November 25, 2010
Scottish referees are causing controversy currently with their plans to strike this weekend over the abuse they are suffering North of the Border, and on Wednesday one particular Scottish referee was party to another controversy, this time in a European tie between Ajax (of Amsterdam) and Real Madrid. Cruising to a 4-0 victory, Real had two players sent off in the last few minutes in somewhat comedy fashion.
It turns out these two players, Xabi Alonso and Sergio Ramos, were a yellow card from suspension. Real, with a win last night, qualified with a game to spare for the knock-out stages of the Champions League – the premier European football competition. Thus instead of risking that these players get another yellow in their next competitive match in the competition which would lead to their suspension for the next match, coach Jose Mourinho appears to have instructed both players to get sent off because a sending off leads to a one-game suspension and the slate wiped clean.

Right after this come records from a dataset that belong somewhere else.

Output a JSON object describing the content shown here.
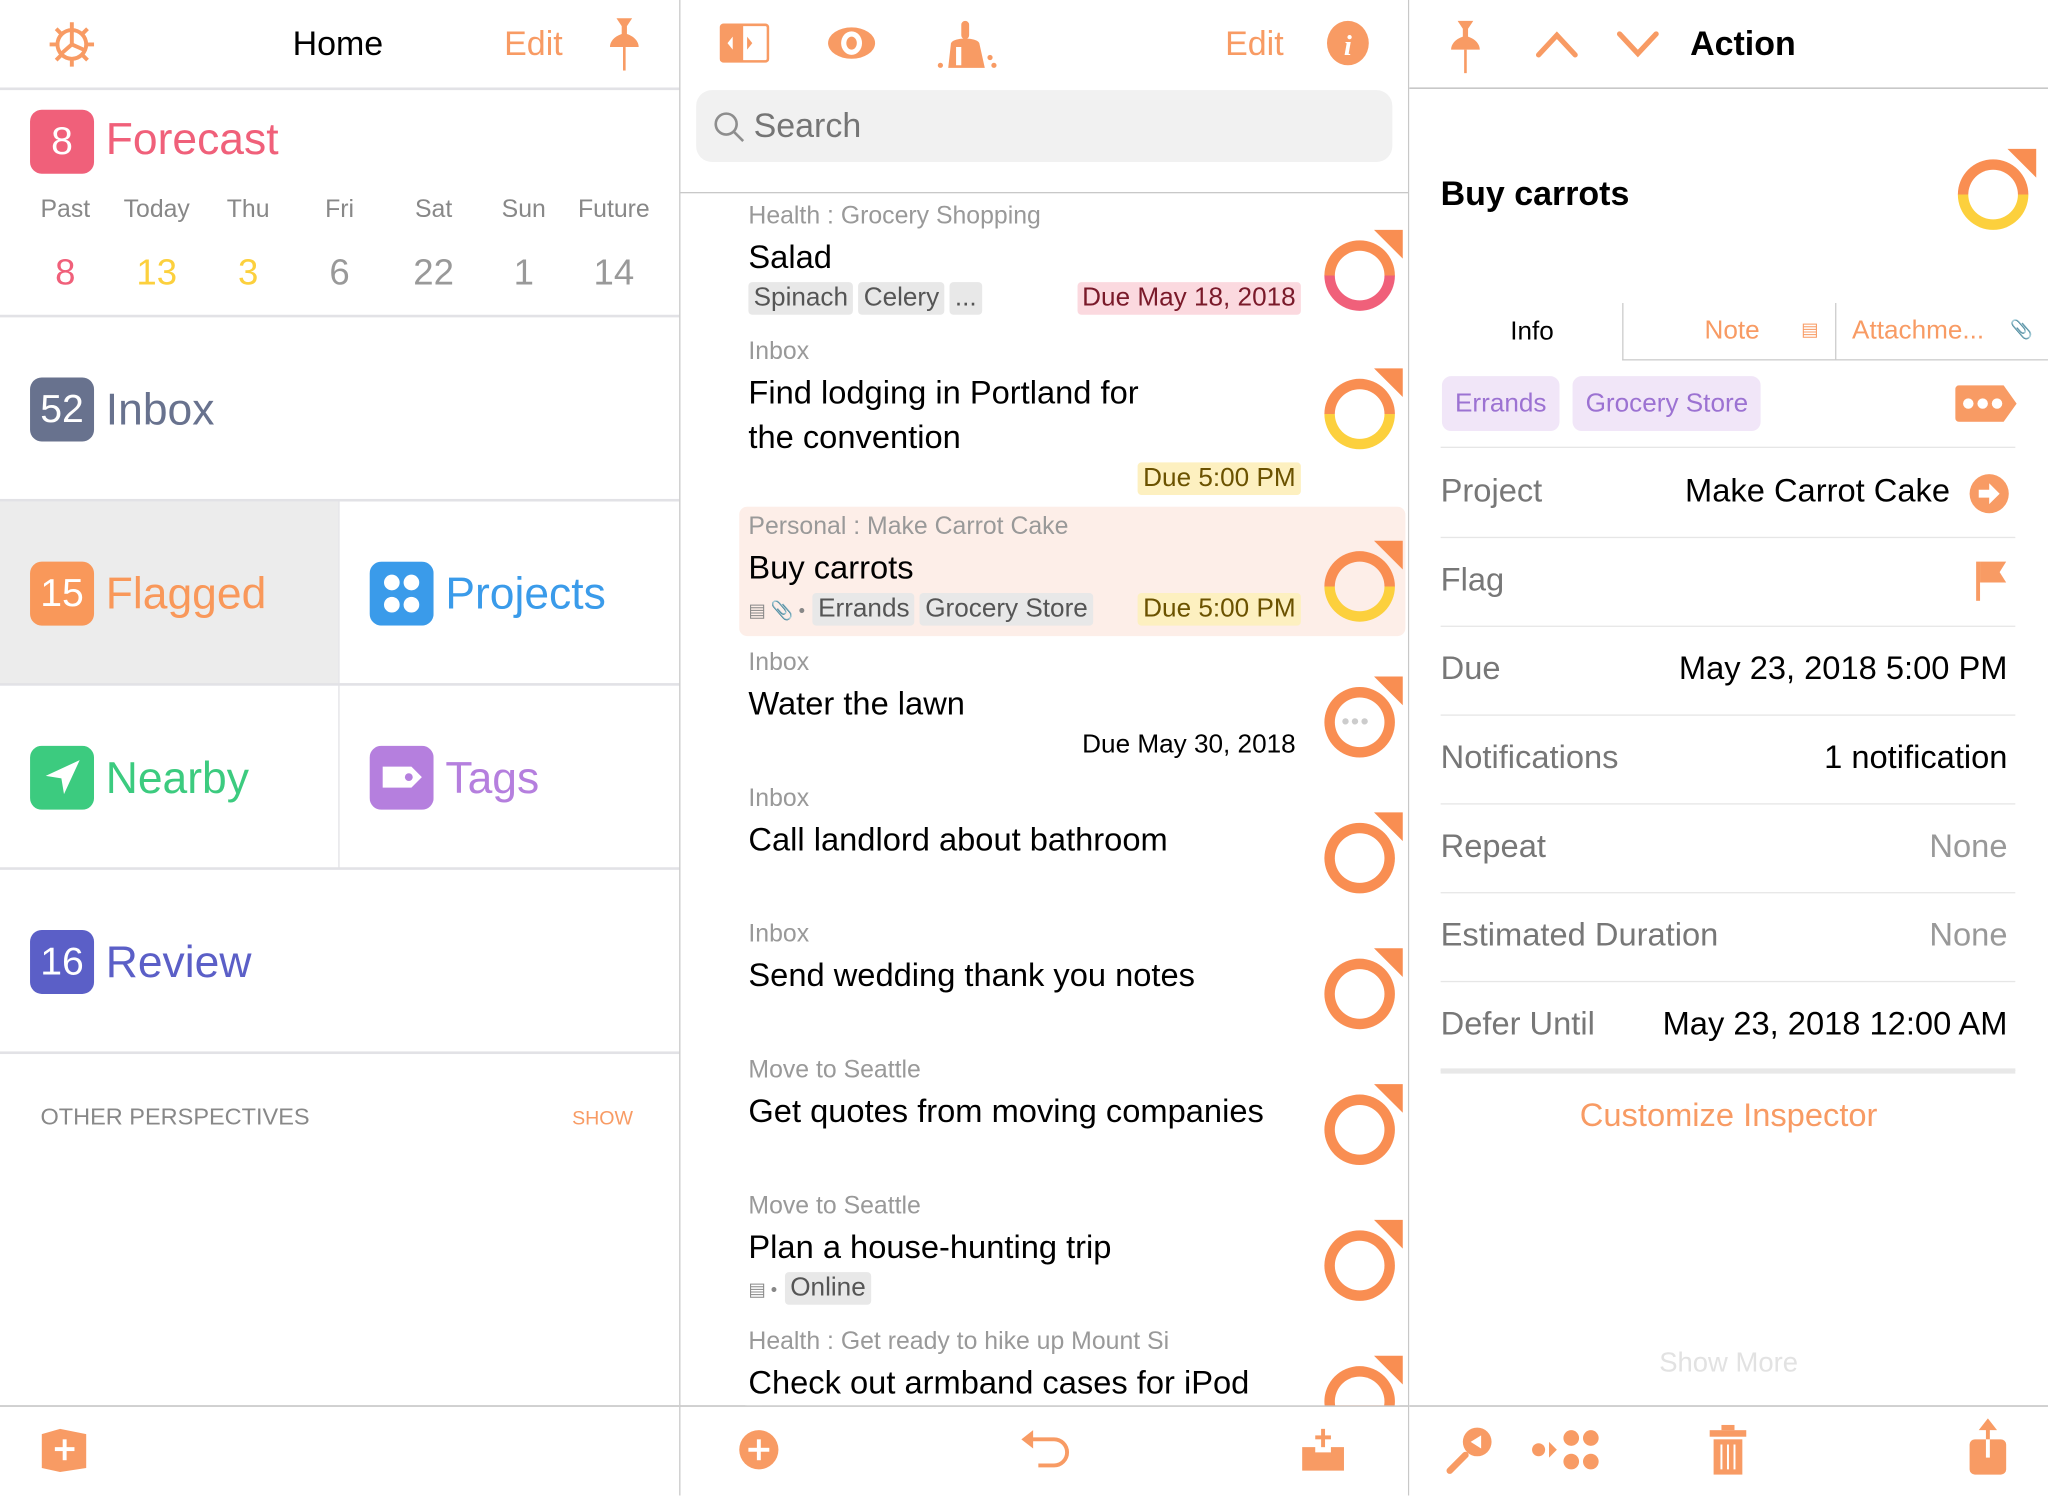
{
  "colors": {
    "accent": "#F89B64",
    "forecast": "#F0607A",
    "due_soon": "#FCD03D",
    "inbox": "#68728E",
    "flagged": "#F9985A",
    "projects": "#3A9BEA",
    "nearby": "#3CCB7F",
    "tags": "#B57FDE",
    "review": "#5B5FC7"
  },
  "home": {
    "title": "Home",
    "edit": "Edit",
    "icons": [
      "gear-icon",
      "pin-icon"
    ],
    "forecast": {
      "count": "8",
      "label": "Forecast",
      "days": [
        {
          "day": "Past",
          "count": "8"
        },
        {
          "day": "Today",
          "count": "13"
        },
        {
          "day": "Thu",
          "count": "3"
        },
        {
          "day": "Fri",
          "count": "6"
        },
        {
          "day": "Sat",
          "count": "22"
        },
        {
          "day": "Sun",
          "count": "1"
        },
        {
          "day": "Future",
          "count": "14"
        }
      ]
    },
    "inbox": {
      "count": "52",
      "label": "Inbox"
    },
    "flagged": {
      "count": "15",
      "label": "Flagged"
    },
    "projects": {
      "label": "Projects"
    },
    "nearby": {
      "label": "Nearby"
    },
    "tags": {
      "label": "Tags"
    },
    "review": {
      "count": "16",
      "label": "Review"
    },
    "other": {
      "label": "OTHER PERSPECTIVES",
      "show": "SHOW"
    }
  },
  "list": {
    "edit": "Edit",
    "search_placeholder": "Search",
    "items": [
      {
        "context": "Health : Grocery Shopping",
        "title": "Salad",
        "tags": [
          "Spinach",
          "Celery",
          "..."
        ],
        "due": "Due May 18, 2018",
        "status": "overdue"
      },
      {
        "context": "Inbox",
        "title": "Find lodging in Portland for the convention",
        "due": "Due 5:00 PM",
        "status": "due-soon"
      },
      {
        "context": "Personal : Make Carrot Cake",
        "title": "Buy carrots",
        "tags": [
          "Errands",
          "Grocery Store"
        ],
        "due": "Due 5:00 PM",
        "status": "due-soon",
        "selected": true
      },
      {
        "context": "Inbox",
        "title": "Water the lawn",
        "due": "Due May 30, 2018",
        "status": "deferred"
      },
      {
        "context": "Inbox",
        "title": "Call landlord about bathroom",
        "status": "available"
      },
      {
        "context": "Inbox",
        "title": "Send wedding thank you notes",
        "status": "available"
      },
      {
        "context": "Move to Seattle",
        "title": "Get quotes from moving companies",
        "status": "available"
      },
      {
        "context": "Move to Seattle",
        "title": "Plan a house-hunting trip",
        "tags": [
          "Online"
        ],
        "status": "available"
      },
      {
        "context": "Health : Get ready to hike up Mount Si",
        "title": "Check out armband cases for iPod",
        "status": "available"
      }
    ]
  },
  "inspector": {
    "title": "Action",
    "task": "Buy carrots",
    "tabs": {
      "info": "Info",
      "note": "Note",
      "attachments": "Attachme..."
    },
    "tags": [
      "Errands",
      "Grocery Store"
    ],
    "rows": [
      {
        "label": "Project",
        "value": "Make Carrot Cake"
      },
      {
        "label": "Flag",
        "value": ""
      },
      {
        "label": "Due",
        "value": "May 23, 2018  5:00 PM"
      },
      {
        "label": "Notifications",
        "value": "1 notification"
      },
      {
        "label": "Repeat",
        "value": "None"
      },
      {
        "label": "Estimated Duration",
        "value": "None"
      },
      {
        "label": "Defer Until",
        "value": "May 23, 2018  12:00 AM"
      }
    ],
    "customize": "Customize Inspector",
    "show_more": "Show More"
  }
}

So the two players miss the meaningless final match against Auxerre and are free to play in the all-important knock-out stages.

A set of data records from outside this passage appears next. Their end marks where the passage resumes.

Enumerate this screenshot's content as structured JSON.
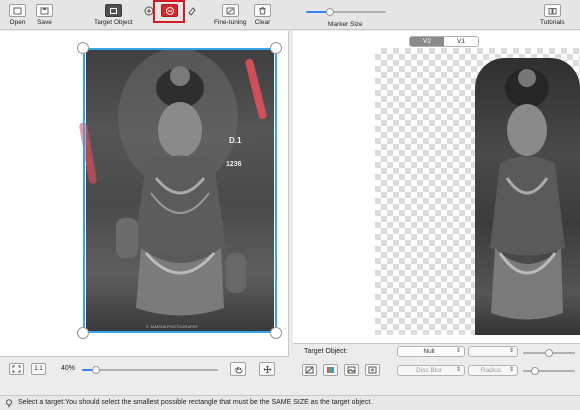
{
  "toolbar": {
    "open": "Open",
    "save": "Save",
    "target_object": "Target Object",
    "fine_tuning": "Fine-tuning",
    "clear": "Clear",
    "marker_size": "Marker Size",
    "marker_size_level": 0.3,
    "tutorials": "Tutorials"
  },
  "left_canvas": {
    "image_text_1": "D.1",
    "image_text_2": "1236",
    "credit": "© JAMSHA PHOTOGRAPHY"
  },
  "left_bottom": {
    "one_to_one": "1:1",
    "zoom": "40%",
    "zoom_level": 0.1
  },
  "right_panel": {
    "version_tabs": [
      "V2",
      "V1"
    ],
    "active_version": "V2"
  },
  "right_bottom": {
    "target_object_label": "Target Object:",
    "target_object_value": "Null",
    "blur_value": "Disc Blur",
    "radius_value": "Radius"
  },
  "status": {
    "message": "Select a target:You should select the smallest possible rectangle that must be the SAME SIZE as the target object."
  },
  "colors": {
    "accent": "#3b82f6",
    "selection": "#34a6e8",
    "highlight": "#d01c24",
    "marker": "#e8505b"
  }
}
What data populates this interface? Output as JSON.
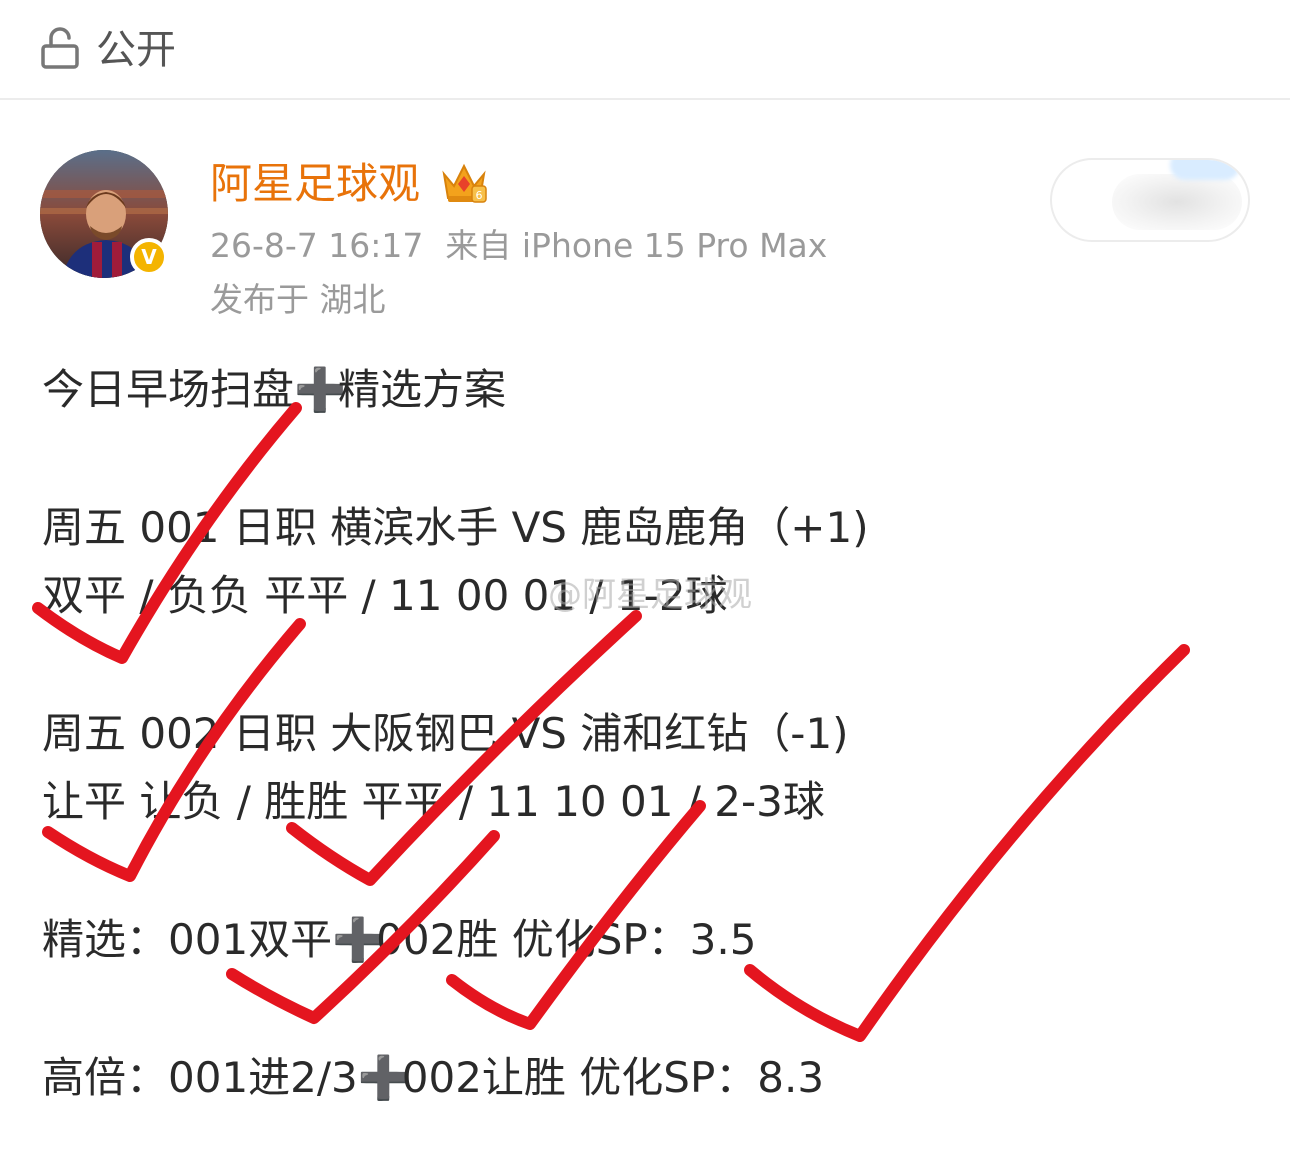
{
  "header": {
    "visibility_label": "公开",
    "lock_icon": "lock-open-icon"
  },
  "author": {
    "name": "阿星足球观",
    "badge_icon": "crown-icon",
    "verified_icon": "verified-v-icon",
    "verified_mark": "V",
    "timestamp": "26-8-7 16:17",
    "source": "来自 iPhone 15 Pro Max",
    "location": "发布于 湖北"
  },
  "post": {
    "title_a": "今日早场扫盘",
    "title_b": "精选方案",
    "match1_header": "周五 001 日职 横滨水手 VS 鹿岛鹿角（+1)",
    "match1_picks": "双平 / 负负 平平 / 11 00 01 / 1-2球",
    "match2_header": "周五 002 日职 大阪钢巴 VS 浦和红钻（-1)",
    "match2_picks": "让平 让负 / 胜胜 平平 / 11 10 01 / 2-3球",
    "selected_a": "精选：001双平",
    "selected_b": "002胜  优化SP：3.5",
    "high_a": "高倍：001进2/3",
    "high_b": "002让胜  优化SP：8.3",
    "plus_symbol": "➕",
    "watermark": "@阿星足球观"
  },
  "colors": {
    "username": "#e8730a",
    "meta_text": "#9a9a9a",
    "check_marks": "#e4151f",
    "body_text": "#2a2a2a"
  }
}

This is the kind of managerial genius Mourinho is famed for from his times in charge of Porto, Chelsea and Inter Milan. Of course though, UEFA aren’t so happy about it, and are mooting the possibility of taking some action. This would of course be a sad mistake – but UEFA are very good at making such mistakes. The Guardian has written that UEFA would be better placed to ignore the incident. As they say: It’s a ridiculous loophole created by UEFA’s own disciplinary system, and it’s hardly the worst example of poor sportsmanship ever witnessed in football or elsewhere.
It neatly epitomises the sometimes perverse incentives that institutional structures set in place and so the response, if any, should not be to create more rules on top of the existing seemingly ill-conceived rules. The Guardian has some suggestions, such as making dead rubbers meaningless for cards, or doubling cards up if they are spotted to be deliberately induced. These though seem to work within the existing flawed system. Why not make the disciplinary system progressive in the sense that the slate isn’t wiped clean if a player gets a red card – why reward bad behaviour in such a way?

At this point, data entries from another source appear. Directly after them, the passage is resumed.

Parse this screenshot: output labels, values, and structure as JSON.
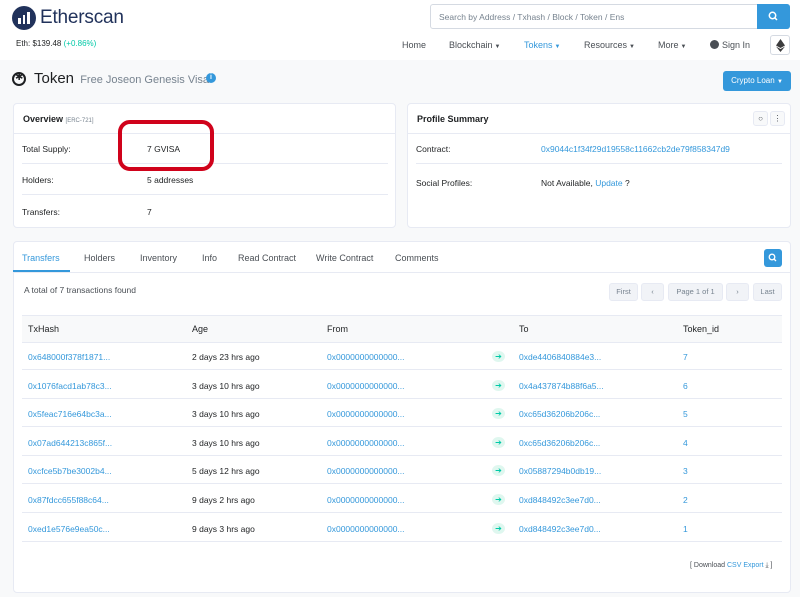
{
  "site": {
    "name": "Etherscan",
    "eth_label": "Eth: $139.48",
    "eth_change": "(+0.86%)"
  },
  "search": {
    "placeholder": "Search by Address / Txhash / Block / Token / Ens"
  },
  "nav": {
    "home": "Home",
    "blockchain": "Blockchain",
    "tokens": "Tokens",
    "resources": "Resources",
    "more": "More",
    "sign_in": "Sign In"
  },
  "page": {
    "title": "Token",
    "token_name": "Free Joseon Genesis Visa",
    "crypto_loan": "Crypto Loan"
  },
  "overview": {
    "title": "Overview",
    "standard": "[ERC-721]",
    "total_supply_label": "Total Supply:",
    "total_supply": "7 GVISA",
    "holders_label": "Holders:",
    "holders": "5 addresses",
    "transfers_label": "Transfers:",
    "transfers": "7"
  },
  "profile": {
    "title": "Profile Summary",
    "contract_label": "Contract:",
    "contract": "0x9044c1f34f29d19558c11662cb2de79f858347d9",
    "social_label": "Social Profiles:",
    "social_value": "Not Available,",
    "update": "Update",
    "question": "?"
  },
  "tabs": [
    "Transfers",
    "Holders",
    "Inventory",
    "Info",
    "Read Contract",
    "Write Contract",
    "Comments"
  ],
  "summary": "A total of 7 transactions found",
  "pagination": {
    "first": "First",
    "prev": "‹",
    "page": "Page 1 of 1",
    "next": "›",
    "last": "Last"
  },
  "table": {
    "headers": [
      "TxHash",
      "Age",
      "From",
      "To",
      "Token_id"
    ],
    "rows": [
      {
        "hash": "0x648000f378f1871...",
        "age": "2 days 23 hrs ago",
        "from": "0x0000000000000...",
        "to": "0xde4406840884e3...",
        "id": "7"
      },
      {
        "hash": "0x1076facd1ab78c3...",
        "age": "3 days 10 hrs ago",
        "from": "0x0000000000000...",
        "to": "0x4a437874b88f6a5...",
        "id": "6"
      },
      {
        "hash": "0x5feac716e64bc3a...",
        "age": "3 days 10 hrs ago",
        "from": "0x0000000000000...",
        "to": "0xc65d36206b206c...",
        "id": "5"
      },
      {
        "hash": "0x07ad644213c865f...",
        "age": "3 days 10 hrs ago",
        "from": "0x0000000000000...",
        "to": "0xc65d36206b206c...",
        "id": "4"
      },
      {
        "hash": "0xcfce5b7be3002b4...",
        "age": "5 days 12 hrs ago",
        "from": "0x0000000000000...",
        "to": "0x05887294b0db19...",
        "id": "3"
      },
      {
        "hash": "0x87fdcc655f88c64...",
        "age": "9 days 2 hrs ago",
        "from": "0x0000000000000...",
        "to": "0xd848492c3ee7d0...",
        "id": "2"
      },
      {
        "hash": "0xed1e576e9ea50c...",
        "age": "9 days 3 hrs ago",
        "from": "0x0000000000000...",
        "to": "0xd848492c3ee7d0...",
        "id": "1"
      }
    ]
  },
  "download": {
    "prefix": "[ Download",
    "link": "CSV Export",
    "suffix": "⤓ ]"
  }
}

October 21, 2010
Football (soccer) is never short on a story or two. Wayne Rooney and Liverpool FC seem to be invariably the sources of them currently. As Liverpool recede slightly from the news (although any absence of a pick-up in form will surely see coach Hodgson sacked fairly soon – particularly since potential managerial candidate Frank Rijkaard has been sacked from his most recent job), Wayne Rooney has most definitely taken over.
There’s a huge, huge amount beneath the simple story that he wants to leave Manchester United. Having won most things they are to win while at Old Trafford, he has stated that the club’s ambitions no longer match his own: He wants to win Trophies. United won only the Community Shield and League Cup last season, a very poor turn-out compared to recent seasons that have seen United win the Premiership repeatedly and the Champions League.
But United have lost Ronaldo to Madrid and Tevez to Man City in the last couple of years, without proven replacements (although Nani reportedly scored a great goal last night to secure victory in the Champions League for United, his contributions are much more sporadic than Ronaldo’s ever were), and their start to the current season has been decidedly circumspect. Still unbeaten, they’ve only won 3 of 8 games and thrown away winning leads all too often – 3-1 at Everton and 2-0 at home to West Brom. Such form is uncharacteristic in the extreme for Manchester United and it would seem Rooney is applying his skills of forecasting to tell us that Man U won’t be winning much any more. It’s a bit like the Bank of England giving its inflation forecast though given it then takes some action to ensure what it predicts happens – if Rooney does leave then the probability of Man U doing worse increases substantially.
There are, of course, many other theories doing the rounds about why he wants to leave, perhaps most obviously: Money. Apparently he could earn twice as much down the road at Manchester City, or down in Madrid. UEFA is bringing in financial fair play regulations next year apparently – restrictions on how much clubs can pay footballers. Hence this may be a classic case of barmy regulatory structures and unintended effects via the incentives they create. If Rooney can’t after this season get a fat pay packet from City or Real, then he needs to get moving now so he can still get it. Apparently a number of agents are telling their clients this currently.
So, football fans who oppose all things financial being involved with football (when it harms their team), do we really think these arbitrary restrictions being introduced by UEFA next season are an unmitigated good thing?